(Emphasis added.) It does not compromise the "integrity or public reputation of judicial proceedings" to charge the jury at the beginning of the sentencing phase, where the timing is now expressly authorized by a rule promulgated by this Court. Consequently, the trial court did not commit plain error in bifurcating its instructions during the sentencing phase of McNabb's trial.

In summary, we find no plain error in the sentencing phase of McNabb's trial. Consequently, the judgment of the Court of Criminal Appeals is affirmed.

AFFIRMED.

HOUSTON, SEE, LYONS, BROWN, JOHNSTONE, and STUART, JJ., concur.

HARWOOD, J., concurs specially.


HARWOOD, Justice (concurring specially).

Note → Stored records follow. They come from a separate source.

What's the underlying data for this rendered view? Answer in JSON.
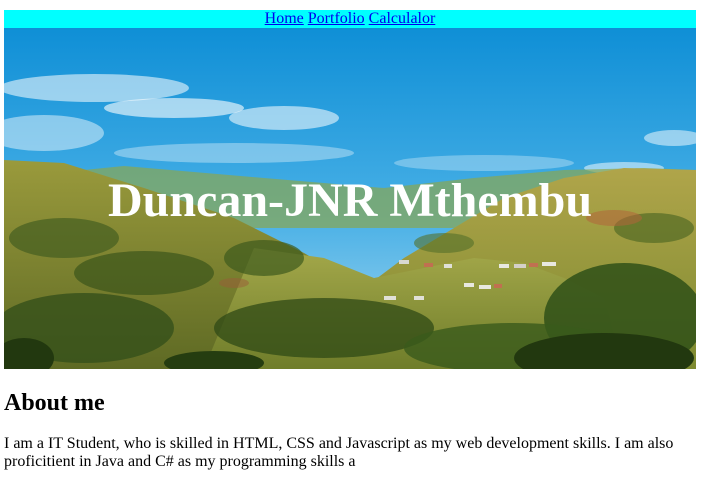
{
  "nav": {
    "links": [
      {
        "label": "Home"
      },
      {
        "label": "Portfolio"
      },
      {
        "label": "Calculalor"
      }
    ]
  },
  "hero": {
    "title": "Duncan-JNR Mthembu",
    "image": "landscape-photo"
  },
  "about": {
    "heading": "About me",
    "text": "I am a IT Student, who is skilled in HTML, CSS and Javascript as my web development skills. I am also proficitient in Java and C# as my programming skills a"
  },
  "colors": {
    "nav_background": "#00ffff",
    "link": "#0000ee",
    "title": "#ffffff"
  }
}
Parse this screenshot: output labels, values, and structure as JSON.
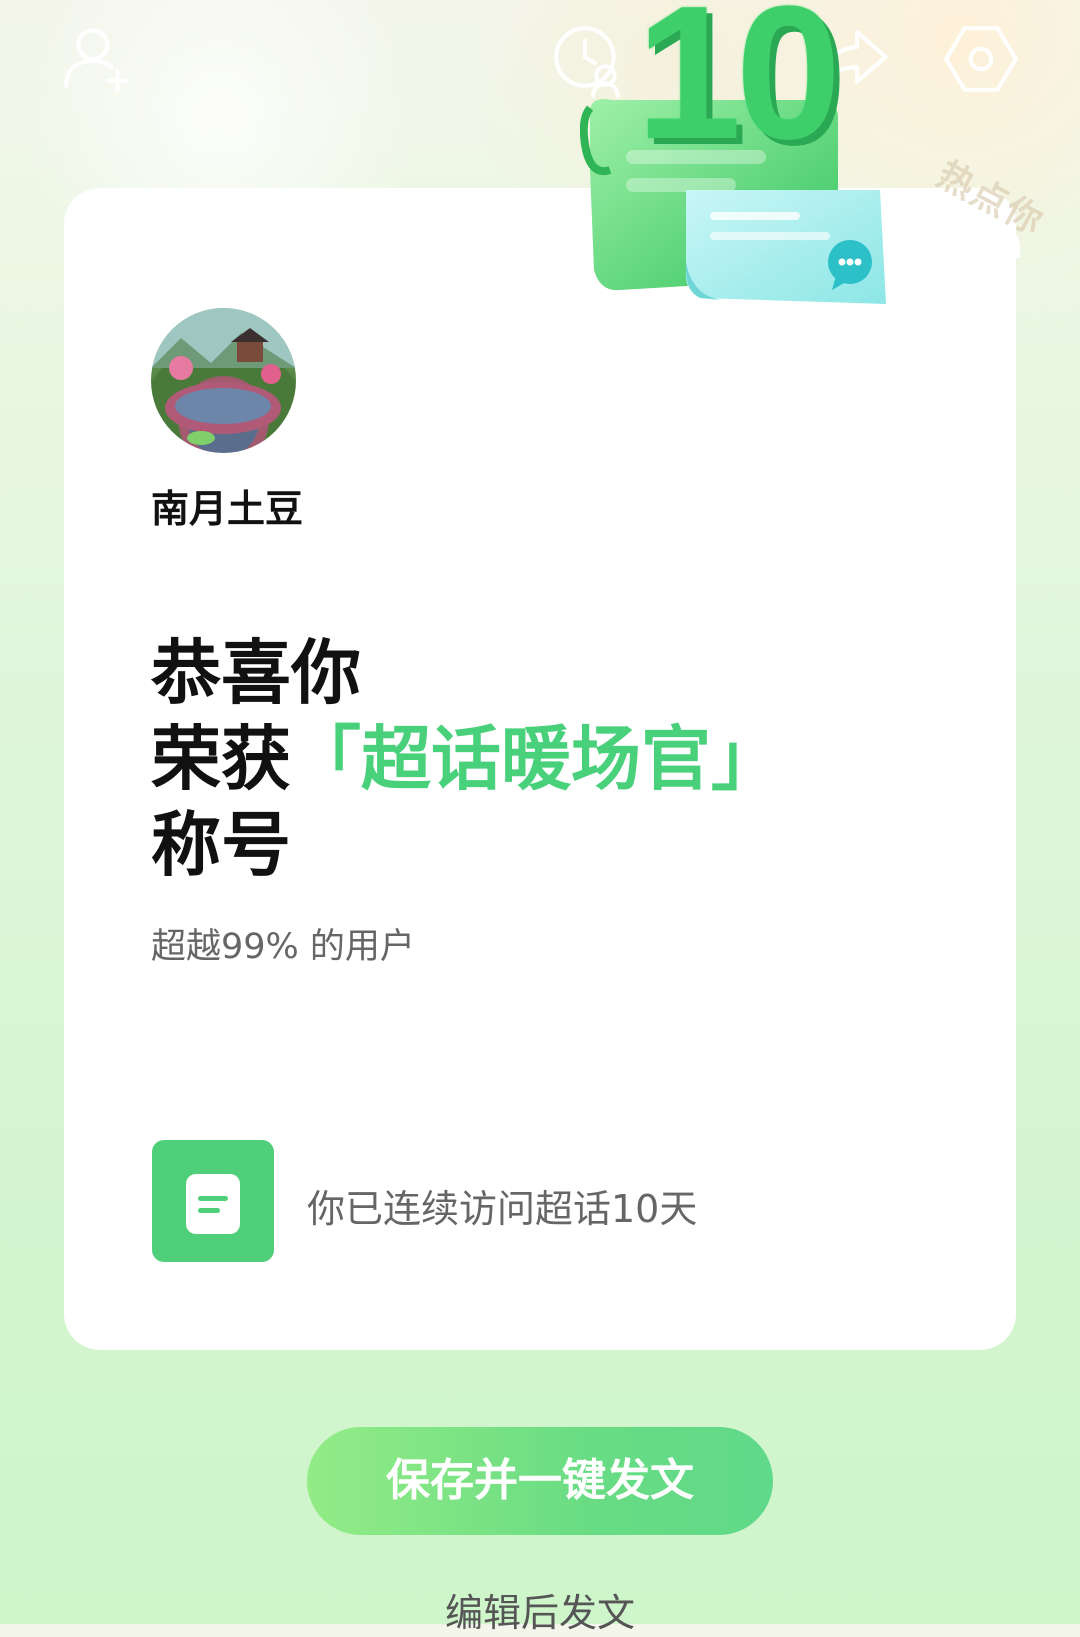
{
  "toolbar": {
    "add_friend_icon": "add-friend-icon",
    "visitors_icon": "visitors-icon",
    "share_icon": "share-icon",
    "settings_icon": "settings-icon"
  },
  "badge": {
    "number": "10",
    "stamp_text": "热点你"
  },
  "profile": {
    "username": "南月土豆"
  },
  "headline": {
    "line1": "恭喜你",
    "line2_prefix": "荣获",
    "title": "「超话暖场官」",
    "line3": "称号"
  },
  "stats": {
    "percent_text": "超越99% 的用户",
    "visit_text": "你已连续访问超话10天"
  },
  "actions": {
    "primary_label": "保存并一键发文",
    "secondary_label": "编辑后发文"
  },
  "colors": {
    "accent": "#48d17a",
    "button_start": "#93ec86",
    "button_end": "#5fd98a"
  }
}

I concur in the main opinion. I write specially only to state an analysis supplemental, but in no way contradictory, to that set out in the part of the main opinion captioned "I. Weighing the Aggravating and Mitigating Circumstances."

I agree with the conclusion that the "weighing" instruction in this case is distinguishable from the instruction involved in Ex parte Bryant, [Ms. 1990901, June 21, 2002] ___ So.2d ___ (Ala. 2002). In Bryant the jury was never instructed that if the aggravating circumstance or circumstances did not outweigh the mitigating circumstance or circumstances, the only punishment the jury could recommend would be life imprisonment without the possibility of parole. Although the judge told the jury preliminarily that "later on" he would explain to the jury that its "consideration" would be whether the aggravating circumstances outweighed the mitigating circumstances, and that the jury's options for recommended punishment would depend on whether the aggravating circumstance or circumstances outweighed the mitigating circumstance or circumstances, the judge failed to do so. Rather, when the time came for the explanations, the judge three times phrased the explanations only in terms of whether the mitigating circumstances outweighed the aggravating circumstances and stated, in effect, that even if the jury found no aggravating circumstance to exist, the jury could still recommend the death penalty.

In contrast, the judge in McNabb's case charged the jury that it would have to find at least one aggravating circumstance to have been proven beyond a reasonable doubt and be "convinced that the aggravating circumstance outweighs the mitigating circumstances," before it could recommend death as the punishment. Conversely, the jury was instructed that if it found "that the mitigating circumstances outweigh any aggravating circumstance or circumstances," it would have to recommend the punishment of life imprisonment without parole. I read the trial judge's instructions, as set out in the main opinion, and under a "plain error" standard of review, to have informed the jury as follows:

1. Only if the aggravating circumstance or circumstances outweighed all the mitigating circumstances could the recommended punishment be death;

2. If the mitigating circumstances outweighed the aggravating circumstance or circumstances, then the recommended punishment would have to be life imprisonment without parole; and

3. If the aggravating circumstance or circumstances and the mitigating circumstances were of equal weight, in which case clearly the aggravating circumstance or circumstances could not be said to outweigh the mitigating circumstances, the recommended punishment likewise would have to be life imprisonment without parole.

It is certainly the better practice for the trial judge to explain explicitly to the jury that if it finds the aggravating circumstances and the mitigating circumstances to be of equal weight and therefore balanced with neither one outweighing the other, then the recommended punishment must be life imprisonment without parole. If a trial judge failed to do so after a properly grounded objection by the defendant, our analysis of the situation would have to take that fact into account. Under the scope of a plain-error standard of review, however, it cannot be said that the instruction given McNabb's jury did not adequately delimit the punishment to be recommended for each of the three possible weighing outcomes.